A new federal law, the No Surprises Act, seeks to protect patients from surprise medical bills. In an interview Tuesday with KATV, ACHI Health Policy Director Craig Wilson explained what surprise billing is and how the law is supposed to work.
“Prior to January 1 of this year, out-of-network providers could bill consumers for the difference between what they charged for their services and what the insurance company would pay,” he said. “That’s called balance billing, and sometimes that’s really unexpected for consumers. That’s why it’s called surprise billing.”
The No Surprises Act prohibits healthcare providers from issuing surprise medical bills for out-of-network services. This includes most emergency services ”• although ground ambulance services are excluded ”• and non-emergency services provided by out-of-network providers at in-network facilities.
“For example, if you went to have an outpatient surgical procedure and maybe the anesthesiologist was out of network, [the law] would protect you from a surprise medical from that particular provider,” Wilson said.
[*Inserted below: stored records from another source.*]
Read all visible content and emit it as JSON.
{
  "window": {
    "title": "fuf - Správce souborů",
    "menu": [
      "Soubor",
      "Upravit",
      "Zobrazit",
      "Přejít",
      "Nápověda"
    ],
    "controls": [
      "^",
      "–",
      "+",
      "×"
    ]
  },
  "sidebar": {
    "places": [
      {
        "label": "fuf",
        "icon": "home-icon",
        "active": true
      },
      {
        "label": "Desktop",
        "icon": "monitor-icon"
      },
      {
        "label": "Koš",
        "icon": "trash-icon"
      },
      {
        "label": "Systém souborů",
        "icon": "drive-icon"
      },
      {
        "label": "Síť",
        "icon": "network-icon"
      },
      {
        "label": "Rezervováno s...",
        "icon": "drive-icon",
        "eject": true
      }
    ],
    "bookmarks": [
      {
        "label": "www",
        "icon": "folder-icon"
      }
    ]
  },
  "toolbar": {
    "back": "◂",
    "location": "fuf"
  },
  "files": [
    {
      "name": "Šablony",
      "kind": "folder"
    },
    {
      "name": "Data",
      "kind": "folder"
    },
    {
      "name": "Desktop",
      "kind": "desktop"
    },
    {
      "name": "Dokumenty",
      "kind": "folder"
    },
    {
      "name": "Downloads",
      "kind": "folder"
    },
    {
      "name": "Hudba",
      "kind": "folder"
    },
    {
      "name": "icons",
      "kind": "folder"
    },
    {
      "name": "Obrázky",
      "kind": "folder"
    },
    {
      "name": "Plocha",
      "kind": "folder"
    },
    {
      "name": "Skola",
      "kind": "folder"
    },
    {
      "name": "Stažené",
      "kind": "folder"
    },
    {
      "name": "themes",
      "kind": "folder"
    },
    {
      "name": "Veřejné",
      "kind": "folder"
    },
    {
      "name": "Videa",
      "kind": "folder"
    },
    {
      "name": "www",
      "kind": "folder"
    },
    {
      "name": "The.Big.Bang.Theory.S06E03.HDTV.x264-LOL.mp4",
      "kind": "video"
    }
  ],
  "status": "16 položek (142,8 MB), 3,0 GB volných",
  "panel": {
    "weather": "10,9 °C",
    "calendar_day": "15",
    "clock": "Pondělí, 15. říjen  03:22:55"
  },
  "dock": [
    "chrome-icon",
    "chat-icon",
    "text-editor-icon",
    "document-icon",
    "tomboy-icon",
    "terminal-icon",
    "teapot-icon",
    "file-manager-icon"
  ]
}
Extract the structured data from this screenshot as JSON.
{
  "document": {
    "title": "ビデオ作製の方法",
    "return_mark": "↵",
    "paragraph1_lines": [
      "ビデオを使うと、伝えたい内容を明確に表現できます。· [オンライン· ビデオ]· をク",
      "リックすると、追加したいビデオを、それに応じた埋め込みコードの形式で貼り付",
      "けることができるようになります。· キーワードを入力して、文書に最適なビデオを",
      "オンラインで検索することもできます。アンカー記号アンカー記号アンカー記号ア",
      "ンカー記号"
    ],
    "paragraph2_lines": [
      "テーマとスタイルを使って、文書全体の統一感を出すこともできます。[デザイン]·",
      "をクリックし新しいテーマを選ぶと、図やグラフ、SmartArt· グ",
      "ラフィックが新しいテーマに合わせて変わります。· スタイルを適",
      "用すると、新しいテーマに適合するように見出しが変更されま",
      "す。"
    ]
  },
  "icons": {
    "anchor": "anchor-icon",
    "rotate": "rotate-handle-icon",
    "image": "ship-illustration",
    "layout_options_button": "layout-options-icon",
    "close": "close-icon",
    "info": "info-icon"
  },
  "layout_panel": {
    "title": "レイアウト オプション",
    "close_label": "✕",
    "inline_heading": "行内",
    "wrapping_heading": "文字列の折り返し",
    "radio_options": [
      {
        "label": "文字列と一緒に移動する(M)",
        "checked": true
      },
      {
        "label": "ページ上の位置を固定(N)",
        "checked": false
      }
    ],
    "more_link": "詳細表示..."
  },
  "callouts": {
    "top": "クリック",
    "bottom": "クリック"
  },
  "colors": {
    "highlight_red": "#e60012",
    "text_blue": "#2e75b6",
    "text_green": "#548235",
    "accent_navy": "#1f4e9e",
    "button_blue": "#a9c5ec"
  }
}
For more information, see our previous posts on how the new law applies to air ambulance bills and dispute resolution.